Lyft published its first diversity report today, revealing numbers that were slightly better than its rival Uber and the tech industry as a whole. The numbers come as Silicon Valley is facing criticism and numerous lawsuits concerning rampant sexual harassment and an overall lack of gender and ethnic diversity. But does it support the recent claim by Lyft’s president that the app company is “woke?”

Not exactly. Lyft published its report as part of an Obama-era White House pledge signed by 30 tech companies in June 2016 to release annual diversity reports.
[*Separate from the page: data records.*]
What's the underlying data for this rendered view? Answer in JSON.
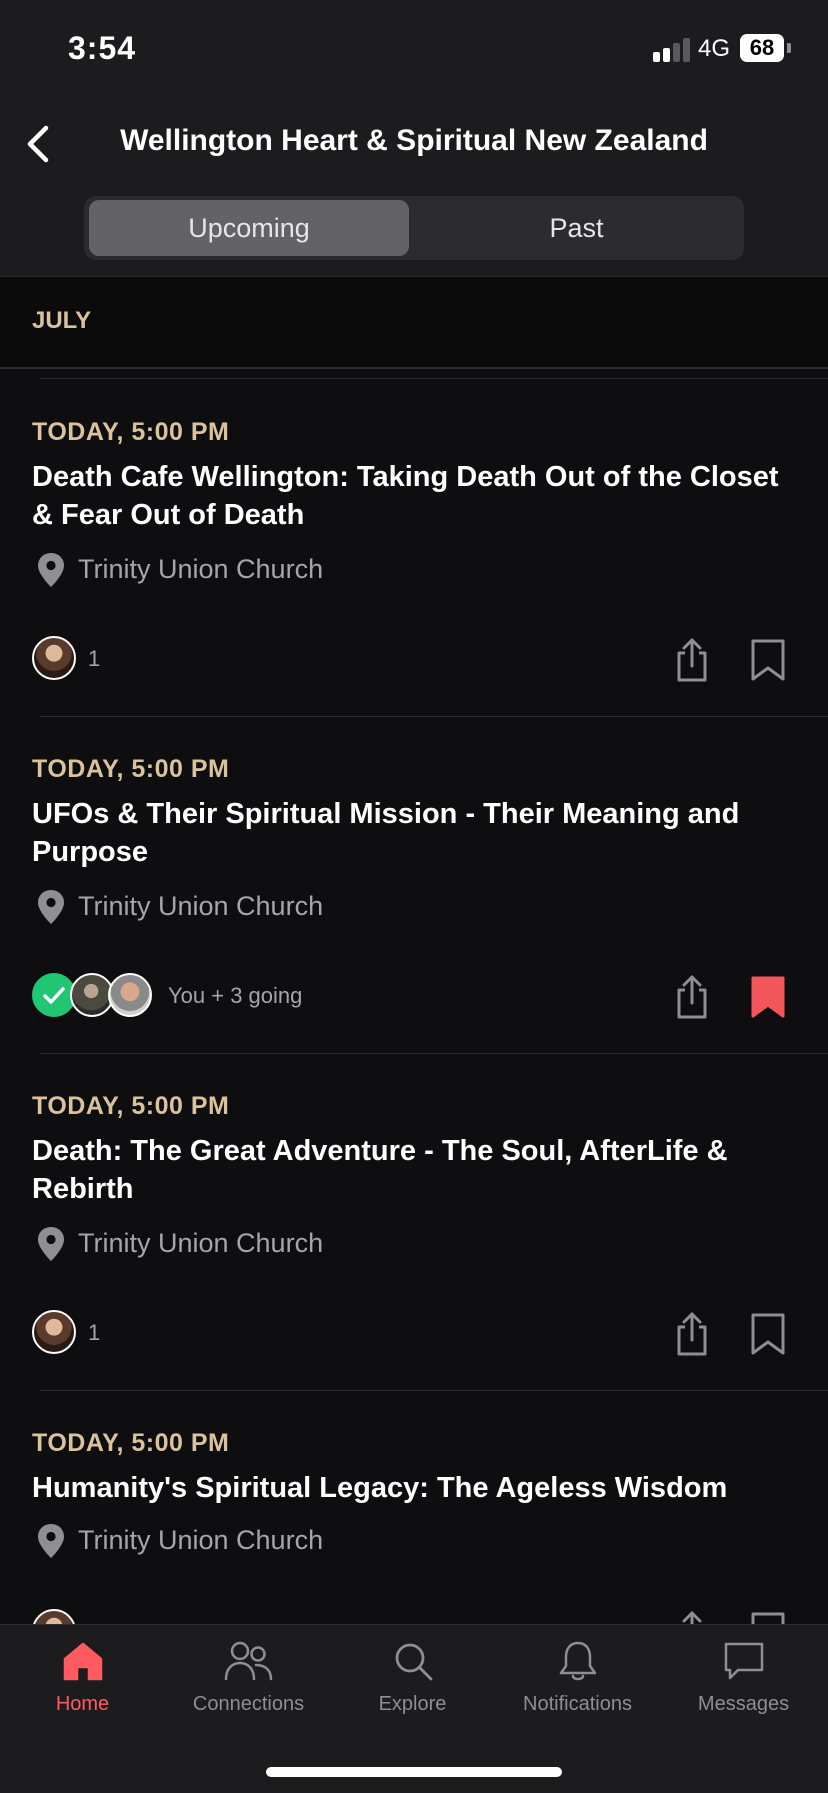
{
  "status_bar": {
    "time": "3:54",
    "network": "4G",
    "battery": "68"
  },
  "header": {
    "title": "Wellington Heart & Spiritual New Zealand"
  },
  "segments": {
    "upcoming": "Upcoming",
    "past": "Past"
  },
  "month_label": "JULY",
  "events": [
    {
      "date": "TODAY, 5:00 PM",
      "title": "Death Cafe Wellington: Taking Death Out of the Closet & Fear Out of Death",
      "location": "Trinity Union Church",
      "attendee_text": "1",
      "bookmarked": false
    },
    {
      "date": "TODAY, 5:00 PM",
      "title": "UFOs & Their Spiritual Mission - Their Meaning and Purpose",
      "location": "Trinity Union Church",
      "attendee_text": "You + 3 going",
      "bookmarked": true
    },
    {
      "date": "TODAY, 5:00 PM",
      "title": "Death: The Great Adventure - The Soul, AfterLife & Rebirth",
      "location": "Trinity Union Church",
      "attendee_text": "1",
      "bookmarked": false
    },
    {
      "date": "TODAY, 5:00 PM",
      "title": "Humanity's Spiritual Legacy: The Ageless Wisdom",
      "location": "Trinity Union Church",
      "attendee_text": "",
      "bookmarked": false
    }
  ],
  "tabbar": {
    "home": "Home",
    "connections": "Connections",
    "explore": "Explore",
    "notifications": "Notifications",
    "messages": "Messages"
  },
  "icons": {
    "back": "chevron-left-icon",
    "pin": "map-pin-icon",
    "share": "share-icon",
    "bookmark": "bookmark-icon",
    "check": "check-icon",
    "home": "home-icon",
    "connections": "people-icon",
    "explore": "search-icon",
    "notifications": "bell-icon",
    "messages": "chat-bubble-icon"
  },
  "colors": {
    "background": "#0e0e10",
    "bar": "#1c1c1e",
    "date_accent": "#d9c29c",
    "active_tab": "#ff5a5f",
    "bookmark_active": "#f2555a",
    "going_check": "#20c671"
  }
}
Uber released its diversity report in March under a cloud of allegations concerning its toxic workplace. Today, Lyft’s numbers show a company that is barely more balanced in terms of gender and racial diversity.
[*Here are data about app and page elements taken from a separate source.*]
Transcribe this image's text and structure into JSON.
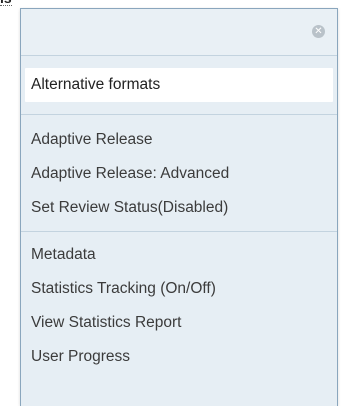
{
  "trigger": {
    "label": "ls"
  },
  "menu": {
    "close_icon": "✕",
    "active_item": "Alternative formats",
    "group1": [
      "Adaptive Release",
      "Adaptive Release: Advanced",
      "Set Review Status(Disabled)"
    ],
    "group2": [
      "Metadata",
      "Statistics Tracking (On/Off)",
      "View Statistics Report",
      "User Progress"
    ]
  }
}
Image: Lyft

In terms of gender identity, 42 percent of Lyft’s workforce identifies as female, including 36 percent of its leadership team. But those numbers drop precipitously when you look at Lyft’s technical staff: only 18 percent of Lyft’s engineering division identifies as female, including 13 percent of its technical executives.

Overall, 63 percent of Lyft’s staff is white, 19 percent is Asian, 7 percent is Latinx, and 6 percent is black. In the engineering field, 51 percent is white, 38 percent is Asian, 4 percent is Latinx, and 2 percent is black. Lyft’s top executives are overwhelming white: 70 percent, versus 18 percent that is Asian, 5 percent that is Latinx, and 1 percent that is black. Lyft’s engineering leadership is mostly white and Asian: 59 percent and 34 percent, respectively. None of its head engineers are Latinx or black.

Image: Lyft

Still, Lyft is doing better on gender diversity than its crosstown rival Uber. Only 36 percent of Uber’s workforce identifies as female, compared to Lyft’s 42 percent. But both companies are pretty much overwhelmingly white and Asian. Black and Hispanic employees only make up 13 percent of Lyft’s staff, compared to Uber’s 15 percent. Of course, Lyft’s workforce is a fraction of Uber’s: 1,600 employees, compared to Uber’s 12,000. (Uber is in over 60 countries worldwide, while Lyft only operates in the US.)

In a blog post, Lyft admits that it “has a lot of work to do,” noting that its newly hired head of diversity Tariq Meyers was working with strategy firm Paradigm “to identify opportunities for positive change.” The company says it’s “investing more in programs,” without specifying exactly which programs and how much it plans to spend.

“Releasing our data will hold us accountable, but it’s the actions we take that will make a difference to the people who come to work every day at Lyft,” the company says. “Our diversity data exposes gaps in important areas. So we’re doing something about it.”

Notably, Lyft’s numbers do not include its drivers, who — along with Uber drivers — have been accused of discriminating against female and black customers.